## WHAT YOU HAVE TO DO
Whenever the string "filter" turns up in a line below, that line should be copied.

BEGIN INPUT MATERIAL

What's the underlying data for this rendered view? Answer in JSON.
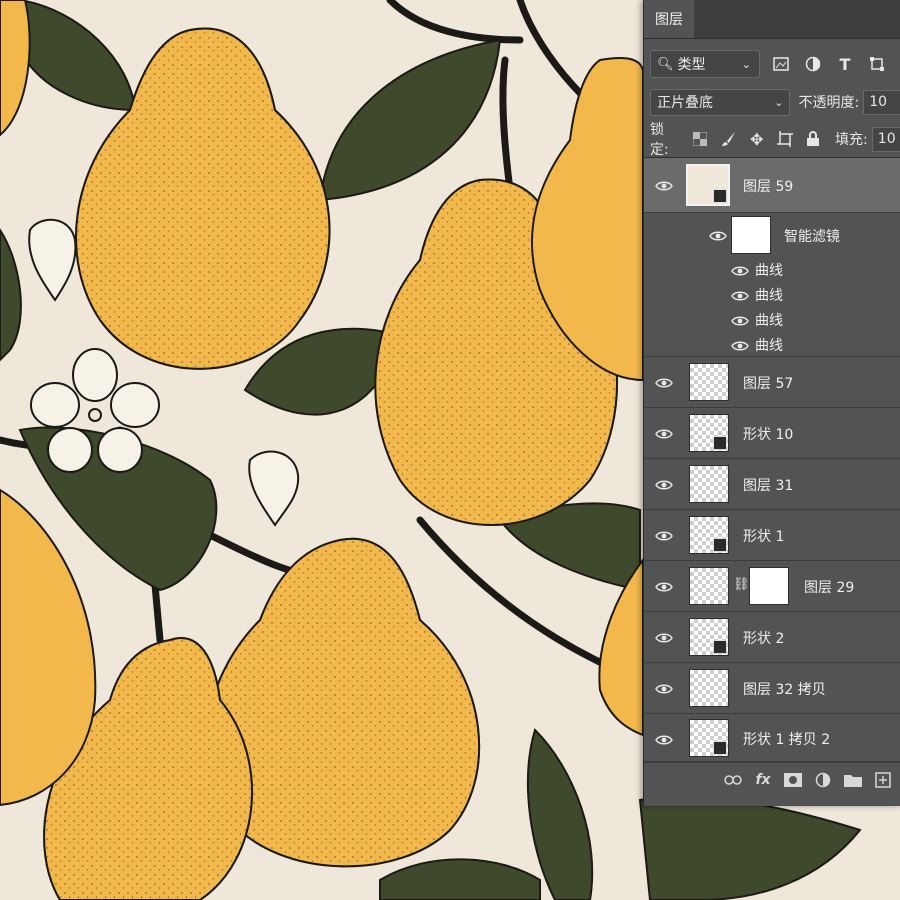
{
  "panel": {
    "tab_label": "图层",
    "filter": {
      "label": "类型",
      "icons": [
        "image-filter-icon",
        "adjustment-filter-icon",
        "type-filter-icon",
        "shape-filter-icon"
      ]
    },
    "blend_mode": "正片叠底",
    "opacity_label": "不透明度:",
    "opacity_value": "10",
    "lock_label": "锁定:",
    "lock_icons": [
      "lock-transparent-icon",
      "lock-paint-icon",
      "lock-move-icon",
      "lock-artboard-icon",
      "lock-all-icon"
    ],
    "fill_label": "填充:",
    "fill_value": "10"
  },
  "layers": [
    {
      "name": "图层 59",
      "selected": true,
      "thumb": "beige",
      "badge": true
    },
    {
      "name": "智能滤镜",
      "thumb": "white",
      "sub": true
    },
    {
      "name": "曲线",
      "effect": true
    },
    {
      "name": "曲线",
      "effect": true
    },
    {
      "name": "曲线",
      "effect": true
    },
    {
      "name": "曲线",
      "effect": true
    },
    {
      "name": "图层 57",
      "thumb": "transparent"
    },
    {
      "name": "形状 10",
      "thumb": "transparent",
      "badge": true
    },
    {
      "name": "图层 31",
      "thumb": "transparent"
    },
    {
      "name": "形状 1",
      "thumb": "transparent",
      "badge": true
    },
    {
      "name": "图层 29",
      "thumb": "transparent",
      "mask": true
    },
    {
      "name": "形状 2",
      "thumb": "transparent",
      "badge": true
    },
    {
      "name": "图层 32 拷贝",
      "thumb": "transparent"
    },
    {
      "name": "形状 1 拷贝 2",
      "thumb": "transparent",
      "badge": true
    }
  ],
  "bottom_icons": [
    "link-layers-icon",
    "fx-icon",
    "add-mask-icon",
    "new-adjustment-icon",
    "new-group-icon",
    "new-layer-icon"
  ],
  "bottom_fx_label": "fx",
  "colors": {
    "pear": "#f2b84c",
    "leaf": "#3f4a2c",
    "paper": "#efe7da",
    "ink": "#1b1a16",
    "panel": "#535353"
  }
}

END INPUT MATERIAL

## REPLY
    "filter": {
        "image-filter-icon",
        "adjustment-filter-icon",
        "type-filter-icon",
        "shape-filter-icon"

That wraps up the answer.